Exercise requirements: Extract each line of the records below that contains the word "this".

Task inputs:

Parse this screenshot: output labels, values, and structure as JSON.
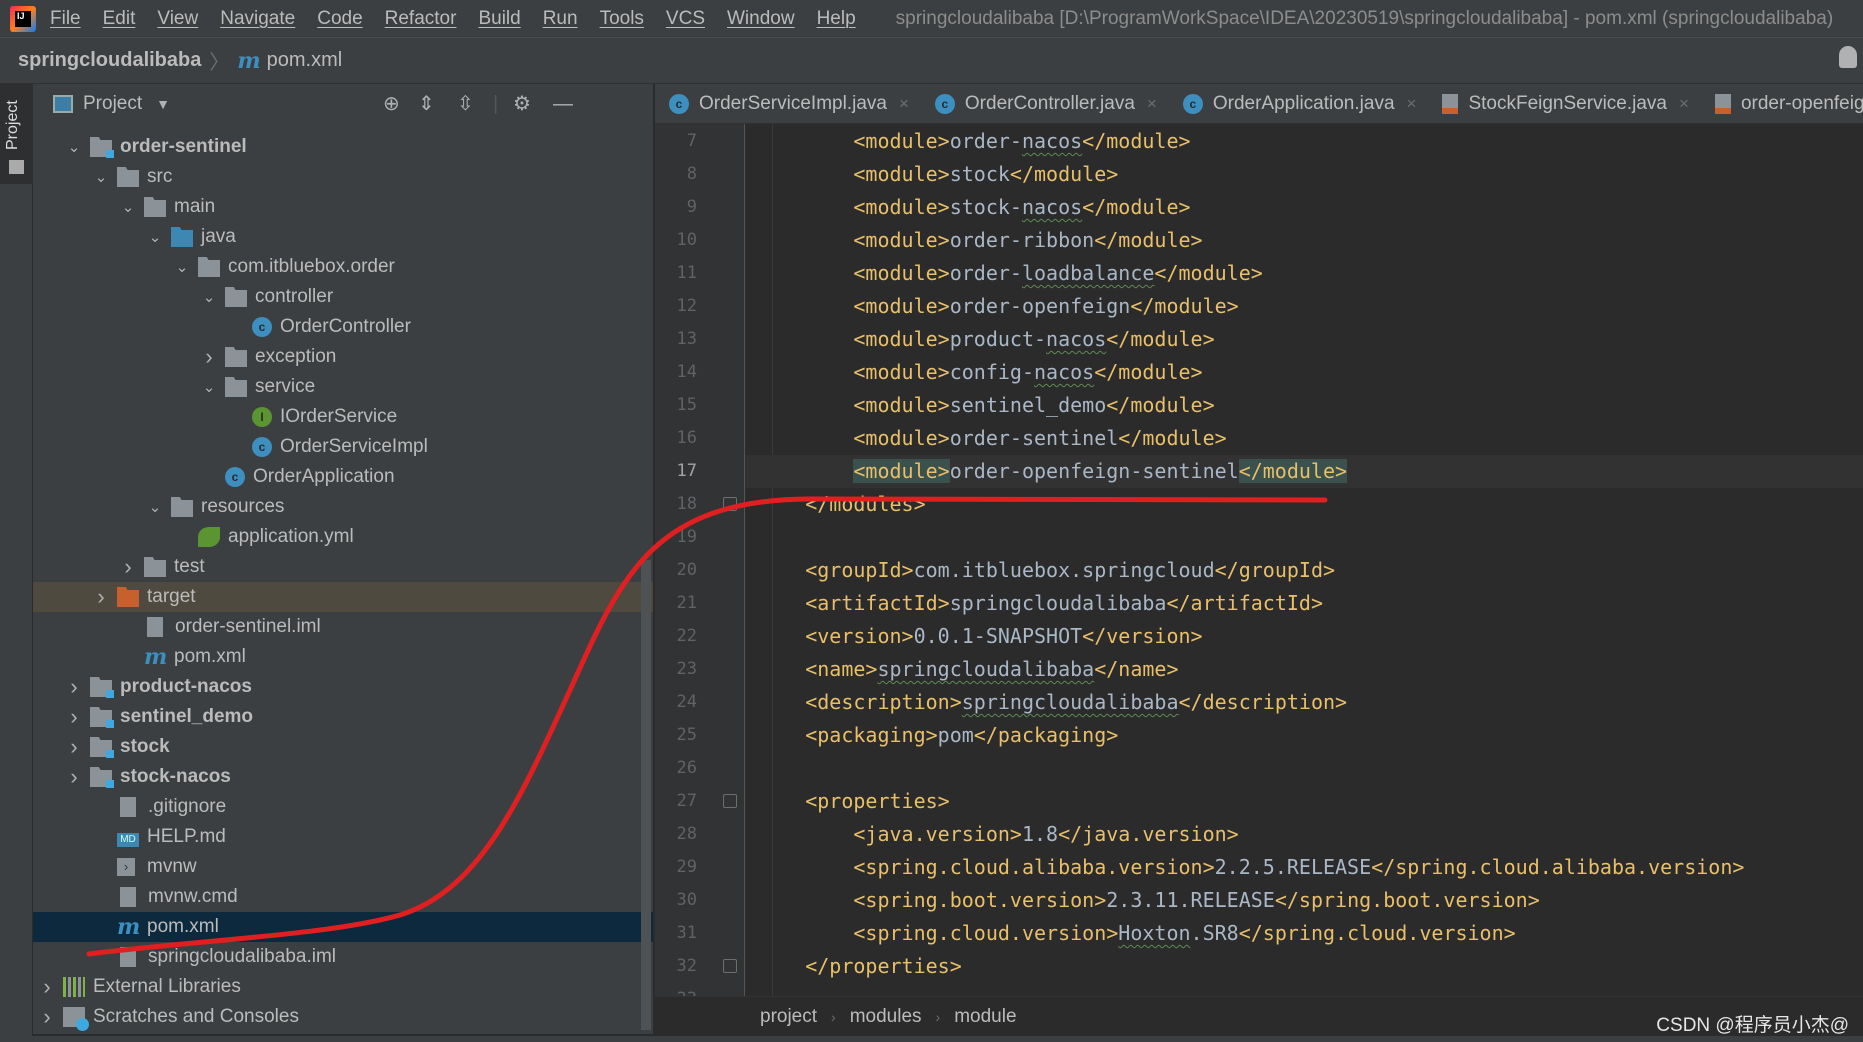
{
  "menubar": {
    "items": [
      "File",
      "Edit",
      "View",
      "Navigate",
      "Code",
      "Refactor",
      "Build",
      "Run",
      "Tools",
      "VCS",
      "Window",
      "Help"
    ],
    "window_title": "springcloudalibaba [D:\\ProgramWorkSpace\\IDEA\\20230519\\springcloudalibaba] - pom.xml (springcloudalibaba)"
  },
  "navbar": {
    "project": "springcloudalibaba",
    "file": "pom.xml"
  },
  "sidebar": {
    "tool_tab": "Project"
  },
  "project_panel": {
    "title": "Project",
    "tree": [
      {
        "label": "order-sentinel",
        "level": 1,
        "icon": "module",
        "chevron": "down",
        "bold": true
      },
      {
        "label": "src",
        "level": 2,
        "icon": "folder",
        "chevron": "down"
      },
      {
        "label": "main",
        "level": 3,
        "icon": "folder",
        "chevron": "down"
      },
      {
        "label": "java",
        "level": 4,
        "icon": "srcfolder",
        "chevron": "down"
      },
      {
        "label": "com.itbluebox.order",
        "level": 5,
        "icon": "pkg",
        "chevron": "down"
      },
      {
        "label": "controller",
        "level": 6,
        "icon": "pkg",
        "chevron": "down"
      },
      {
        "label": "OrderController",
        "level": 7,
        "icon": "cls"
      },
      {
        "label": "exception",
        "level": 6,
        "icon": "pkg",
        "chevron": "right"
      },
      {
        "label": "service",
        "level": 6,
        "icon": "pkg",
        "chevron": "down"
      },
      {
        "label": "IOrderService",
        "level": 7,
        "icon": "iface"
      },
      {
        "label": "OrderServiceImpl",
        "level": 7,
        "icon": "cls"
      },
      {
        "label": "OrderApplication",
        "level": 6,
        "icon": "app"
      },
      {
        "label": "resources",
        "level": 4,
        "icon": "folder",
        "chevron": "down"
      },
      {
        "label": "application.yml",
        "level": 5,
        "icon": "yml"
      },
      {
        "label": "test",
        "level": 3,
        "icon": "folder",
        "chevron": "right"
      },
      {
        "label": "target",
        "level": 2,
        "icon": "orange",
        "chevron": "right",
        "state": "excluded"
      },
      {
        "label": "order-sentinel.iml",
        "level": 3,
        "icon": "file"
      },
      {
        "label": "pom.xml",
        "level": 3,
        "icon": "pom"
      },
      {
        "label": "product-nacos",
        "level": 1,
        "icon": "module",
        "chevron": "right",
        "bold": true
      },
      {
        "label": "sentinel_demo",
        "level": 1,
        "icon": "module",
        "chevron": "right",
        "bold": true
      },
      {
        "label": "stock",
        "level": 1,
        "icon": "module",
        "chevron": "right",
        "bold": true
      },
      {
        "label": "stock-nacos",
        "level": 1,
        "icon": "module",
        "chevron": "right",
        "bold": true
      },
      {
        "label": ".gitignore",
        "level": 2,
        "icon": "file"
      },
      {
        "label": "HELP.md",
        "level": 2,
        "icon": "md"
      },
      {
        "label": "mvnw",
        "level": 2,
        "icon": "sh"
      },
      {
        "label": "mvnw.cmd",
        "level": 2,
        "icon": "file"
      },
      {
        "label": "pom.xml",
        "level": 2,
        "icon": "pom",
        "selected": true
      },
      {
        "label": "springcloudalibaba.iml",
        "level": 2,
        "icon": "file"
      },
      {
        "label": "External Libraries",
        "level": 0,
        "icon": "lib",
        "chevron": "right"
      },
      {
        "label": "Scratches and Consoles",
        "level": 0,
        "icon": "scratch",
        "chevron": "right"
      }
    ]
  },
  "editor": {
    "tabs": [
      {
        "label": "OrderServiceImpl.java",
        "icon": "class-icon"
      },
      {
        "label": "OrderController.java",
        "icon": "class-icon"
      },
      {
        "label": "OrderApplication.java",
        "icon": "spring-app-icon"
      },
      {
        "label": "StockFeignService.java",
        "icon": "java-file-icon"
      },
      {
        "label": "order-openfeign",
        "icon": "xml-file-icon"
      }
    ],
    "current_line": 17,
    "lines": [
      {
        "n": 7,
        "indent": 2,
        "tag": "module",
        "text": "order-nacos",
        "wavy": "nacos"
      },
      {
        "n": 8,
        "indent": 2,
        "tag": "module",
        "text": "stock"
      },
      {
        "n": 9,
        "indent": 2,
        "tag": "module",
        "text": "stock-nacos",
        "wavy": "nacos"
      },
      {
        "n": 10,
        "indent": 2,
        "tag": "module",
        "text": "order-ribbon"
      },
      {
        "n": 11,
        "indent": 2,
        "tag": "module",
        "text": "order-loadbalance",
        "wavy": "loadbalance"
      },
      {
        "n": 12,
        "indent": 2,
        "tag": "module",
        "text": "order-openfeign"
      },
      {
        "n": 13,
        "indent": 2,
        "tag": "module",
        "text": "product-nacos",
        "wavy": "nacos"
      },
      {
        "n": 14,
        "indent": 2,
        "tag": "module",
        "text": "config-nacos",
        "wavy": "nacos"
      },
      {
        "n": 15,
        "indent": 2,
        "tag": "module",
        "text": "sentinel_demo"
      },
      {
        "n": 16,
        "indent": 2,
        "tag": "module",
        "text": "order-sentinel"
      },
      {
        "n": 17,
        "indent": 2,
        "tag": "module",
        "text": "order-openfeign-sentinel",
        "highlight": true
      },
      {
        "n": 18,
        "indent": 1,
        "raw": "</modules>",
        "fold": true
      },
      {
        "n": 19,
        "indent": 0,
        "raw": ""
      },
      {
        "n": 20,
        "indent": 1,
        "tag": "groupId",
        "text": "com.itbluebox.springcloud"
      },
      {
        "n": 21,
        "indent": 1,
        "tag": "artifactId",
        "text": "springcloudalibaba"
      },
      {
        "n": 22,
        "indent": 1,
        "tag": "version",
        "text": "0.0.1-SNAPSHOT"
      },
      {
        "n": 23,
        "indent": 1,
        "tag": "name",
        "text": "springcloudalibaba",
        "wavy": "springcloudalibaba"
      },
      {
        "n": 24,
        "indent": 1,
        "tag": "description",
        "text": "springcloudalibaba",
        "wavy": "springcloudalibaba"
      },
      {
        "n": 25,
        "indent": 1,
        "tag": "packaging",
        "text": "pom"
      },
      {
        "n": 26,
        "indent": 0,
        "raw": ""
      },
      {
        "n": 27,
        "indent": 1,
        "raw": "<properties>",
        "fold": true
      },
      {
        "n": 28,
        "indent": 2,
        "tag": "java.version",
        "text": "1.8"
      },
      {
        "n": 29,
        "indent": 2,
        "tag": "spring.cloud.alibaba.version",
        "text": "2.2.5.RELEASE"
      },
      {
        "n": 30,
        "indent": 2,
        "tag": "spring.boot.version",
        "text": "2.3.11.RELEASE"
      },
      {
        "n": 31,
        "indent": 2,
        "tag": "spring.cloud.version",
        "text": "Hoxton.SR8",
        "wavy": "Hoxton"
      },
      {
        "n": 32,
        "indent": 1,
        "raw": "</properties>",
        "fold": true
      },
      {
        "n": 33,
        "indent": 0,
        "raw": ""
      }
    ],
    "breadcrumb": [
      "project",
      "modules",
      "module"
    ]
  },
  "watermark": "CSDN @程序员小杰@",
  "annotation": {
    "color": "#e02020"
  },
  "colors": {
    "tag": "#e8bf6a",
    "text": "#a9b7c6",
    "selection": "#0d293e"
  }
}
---
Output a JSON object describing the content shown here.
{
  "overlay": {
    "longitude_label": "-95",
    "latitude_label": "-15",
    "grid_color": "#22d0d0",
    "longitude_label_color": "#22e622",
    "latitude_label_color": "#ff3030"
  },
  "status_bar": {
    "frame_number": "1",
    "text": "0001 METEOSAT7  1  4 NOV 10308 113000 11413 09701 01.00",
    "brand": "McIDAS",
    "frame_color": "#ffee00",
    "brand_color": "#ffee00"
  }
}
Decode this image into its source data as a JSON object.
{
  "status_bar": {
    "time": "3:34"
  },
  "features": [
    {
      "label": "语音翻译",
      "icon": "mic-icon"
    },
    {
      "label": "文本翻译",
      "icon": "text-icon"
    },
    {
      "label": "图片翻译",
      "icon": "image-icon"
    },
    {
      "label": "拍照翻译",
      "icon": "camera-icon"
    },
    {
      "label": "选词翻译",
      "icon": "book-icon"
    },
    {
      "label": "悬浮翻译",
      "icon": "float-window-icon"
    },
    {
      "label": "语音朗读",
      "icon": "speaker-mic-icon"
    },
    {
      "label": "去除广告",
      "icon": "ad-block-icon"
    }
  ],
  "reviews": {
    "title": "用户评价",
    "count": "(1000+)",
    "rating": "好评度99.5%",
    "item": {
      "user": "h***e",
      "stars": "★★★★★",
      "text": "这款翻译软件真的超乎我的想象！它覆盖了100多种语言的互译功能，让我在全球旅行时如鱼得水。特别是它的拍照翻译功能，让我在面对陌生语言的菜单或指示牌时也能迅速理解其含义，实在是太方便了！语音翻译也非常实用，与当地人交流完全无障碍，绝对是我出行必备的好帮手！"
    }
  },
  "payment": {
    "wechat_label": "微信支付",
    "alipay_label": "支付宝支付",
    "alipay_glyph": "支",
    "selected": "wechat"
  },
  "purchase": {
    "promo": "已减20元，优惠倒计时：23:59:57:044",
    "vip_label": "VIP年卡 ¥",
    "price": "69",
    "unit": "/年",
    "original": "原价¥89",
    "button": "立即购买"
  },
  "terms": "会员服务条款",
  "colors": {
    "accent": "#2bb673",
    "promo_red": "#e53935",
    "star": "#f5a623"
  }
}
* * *
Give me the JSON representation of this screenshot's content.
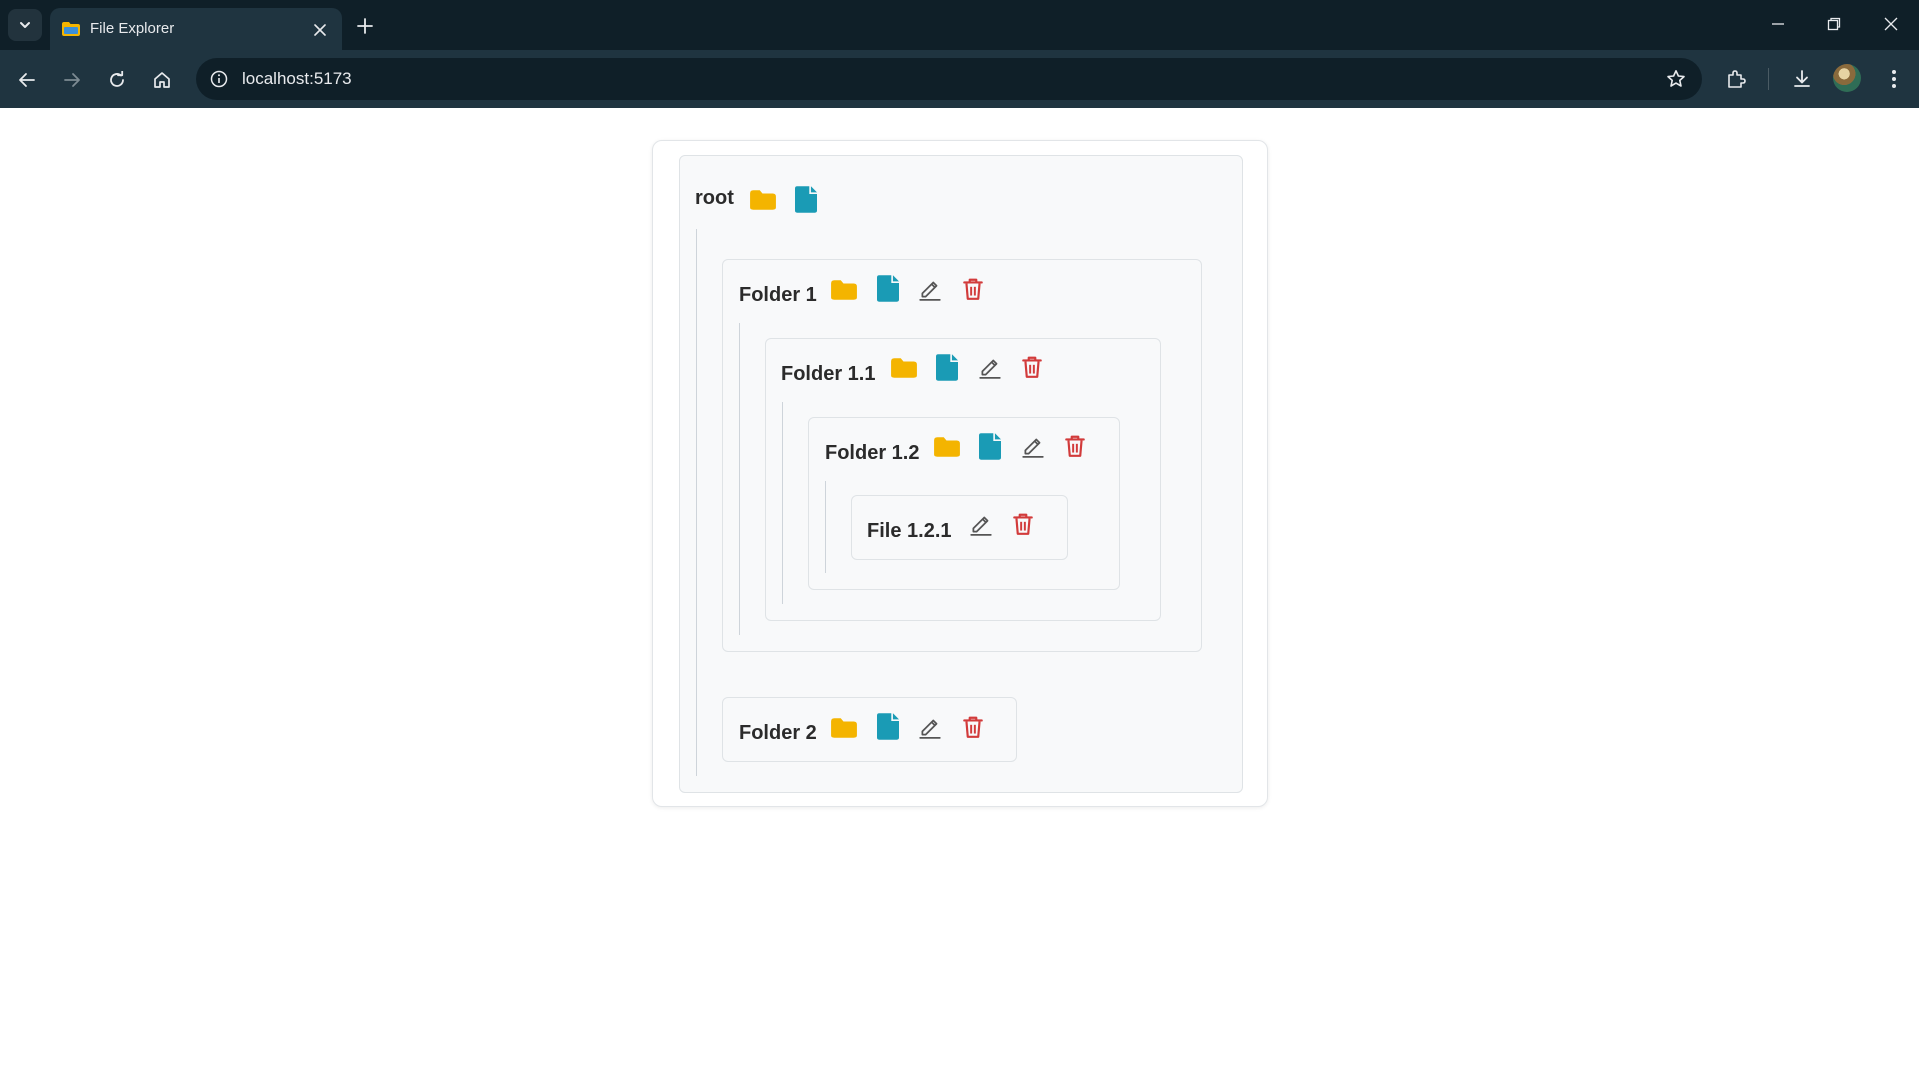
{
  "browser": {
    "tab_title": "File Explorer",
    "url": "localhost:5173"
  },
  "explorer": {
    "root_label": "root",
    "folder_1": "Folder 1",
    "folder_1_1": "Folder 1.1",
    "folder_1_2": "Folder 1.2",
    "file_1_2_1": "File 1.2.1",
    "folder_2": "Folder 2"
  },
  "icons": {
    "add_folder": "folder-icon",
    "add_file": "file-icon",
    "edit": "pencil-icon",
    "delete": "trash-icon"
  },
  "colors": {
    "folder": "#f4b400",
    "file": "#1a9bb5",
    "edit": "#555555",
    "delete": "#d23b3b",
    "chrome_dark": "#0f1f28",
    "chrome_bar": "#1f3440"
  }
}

Answer box:
Parse this screenshot: output labels, values, and structure as JSON.
Decode this image into its source data as a JSON object.
Give me the JSON representation of this screenshot's content.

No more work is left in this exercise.